Georgia State College of Law was founded with a commitment to leading the way for equity, diversity and inclusion. This Black History Month, we’ve decided to reflect on the courage and commitment of our Black students and faculty who have fought for equity and inclusion over the years. Below are highlights from some of the people who led the way.
Built on Inclusion
Georgia State University College of Law was founded in 1982, about a decade after Georgia legislators and academics began to recognize the need for part-time law school in downtown Atlanta. A university feasibility report stated that in Georgia in 1979, that Black students made only 5 percent of the enrollment at the three ABA-approved law schools, even though 26.8 percent of the state’s population identified as Black at the time. The report stated, “Accessibility to a nationally accredited legal education is of particular importance to both women and Black residents of the Atlanta community. It simply must be recognized that the three nationally-accredited law schools operating in this State have not effectively attracted minority students and have no part-time or evening programs for working people.” Georgia State Law was created to help change that. Today, the College of Law is No. 2 in the number of Black J.D. graduates from our programs.
The College of Law opened with seven full time faculty members, one of which was Linda Earley Chastang. She was the first Black faculty member. After five years on the faculty, she eventually moved back to Washington, D.C. where she worked as counsel for the NAACP and would go on to become U.S. Representative John Lewis’ Chief of Staff.
Black Law Students Association (BLSA)
The BLSA chapter at GSU Law was started in 1983, just one year after the college’s founding.
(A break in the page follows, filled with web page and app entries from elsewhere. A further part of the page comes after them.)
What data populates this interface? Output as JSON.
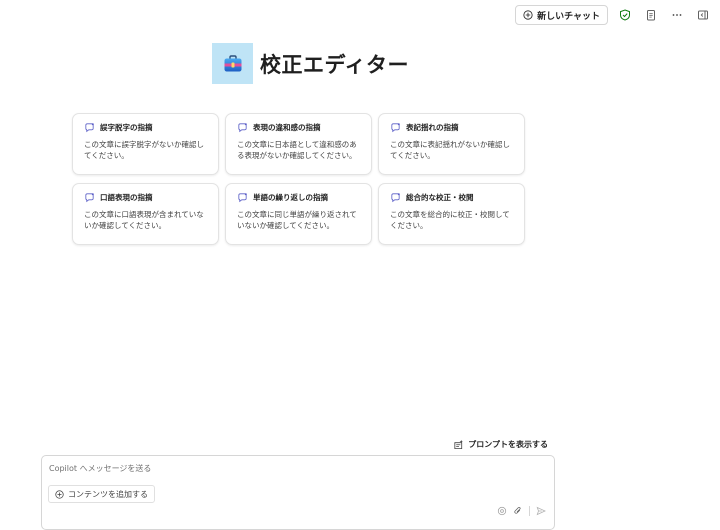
{
  "topbar": {
    "new_chat_label": "新しいチャット",
    "icons": [
      "plus-circle-icon",
      "shield-check-icon",
      "clipboard-icon",
      "more-icon",
      "sidebar-collapse-icon"
    ]
  },
  "header": {
    "title": "校正エディター",
    "logo_icon": "briefcase-icon"
  },
  "cards": [
    {
      "title": "誤字脱字の指摘",
      "desc": "この文章に誤字脱字がないか確認してください。"
    },
    {
      "title": "表現の違和感の指摘",
      "desc": "この文章に日本語として違和感のある表現がないか確認してください。"
    },
    {
      "title": "表記揺れの指摘",
      "desc": "この文章に表記揺れがないか確認してください。"
    },
    {
      "title": "口語表現の指摘",
      "desc": "この文章に口語表現が含まれていないか確認してください。"
    },
    {
      "title": "単語の繰り返しの指摘",
      "desc": "この文章に同じ単語が繰り返されていないか確認してください。"
    },
    {
      "title": "総合的な校正・校閲",
      "desc": "この文章を総合的に校正・校閲してください。"
    }
  ],
  "show_prompts_label": "プロンプトを表示する",
  "composer": {
    "placeholder": "Copilot へメッセージを送る",
    "add_content_label": "コンテンツを追加する"
  },
  "colors": {
    "accent": "#5b5fc7",
    "shield_green": "#107c10",
    "logo_bg": "#bfe4f6"
  }
}
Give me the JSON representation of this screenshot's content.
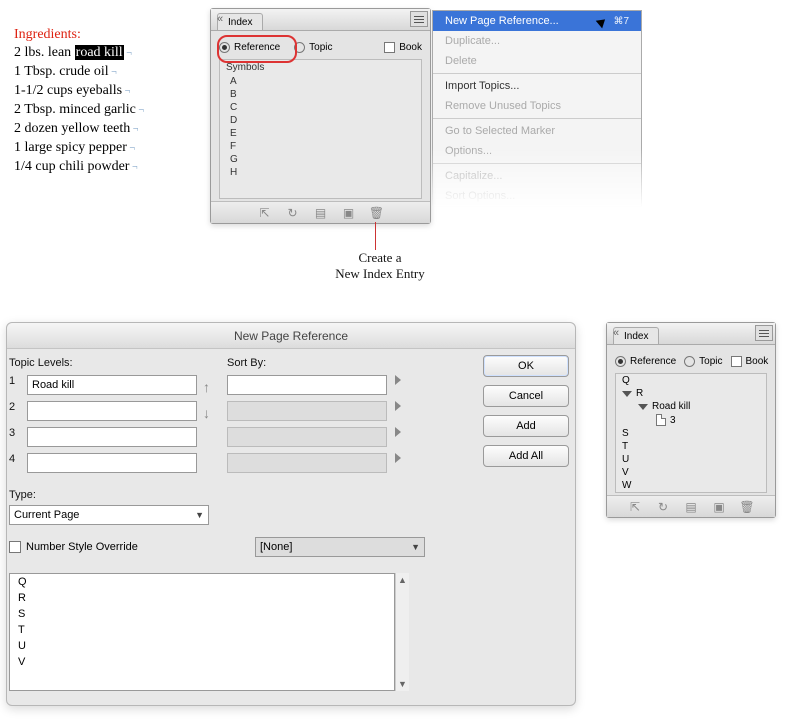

Chastang was the first advisor. BLSA plays an important role in providing scholarships, a sense of community, and networking opportunities for Black students. The organization also hosts a variety of programs each year for all students, including a mock bar exam and social events.
Ronald J. Freeman
Freeman, (J.D. ’85) was among the first Black graduates of Georgia State College of Law. He was also BLSA’s first president, and the GSU Ronald J. Freeman chapter is now named in his honor.
Freeman was an intern at the State Capitol in 1980 when Ben F. Johnson Jr. was asking legislators to start Georgia State College of Law. Freeman had already accepted a scholarship at Stanford Law, but became intrigued after sitting in on committee hearings about the potential law school.
“I was still not willing to give up scholarship to come to a law school that was unaccredited, operated in one building with a couple of professors,” Freeman said. “But I kept thinking, ‘If that law school is prepared to take a chance on you, you need to be prepared to take a chance on that law school’.”
Still Making Strides
The College of Law recently announced that Jeannine Holmes (J.D. ’22) will become the Georgia State Law Review’s first Black editor-in-chief in the fall. Holmes is also an active BLSA member. Look for a profile on her, publishing later this month.
If you have any fun facts and figures that you would like to share about the College of Law’s Black history, please email email@example.com.
Written by Mara Thompson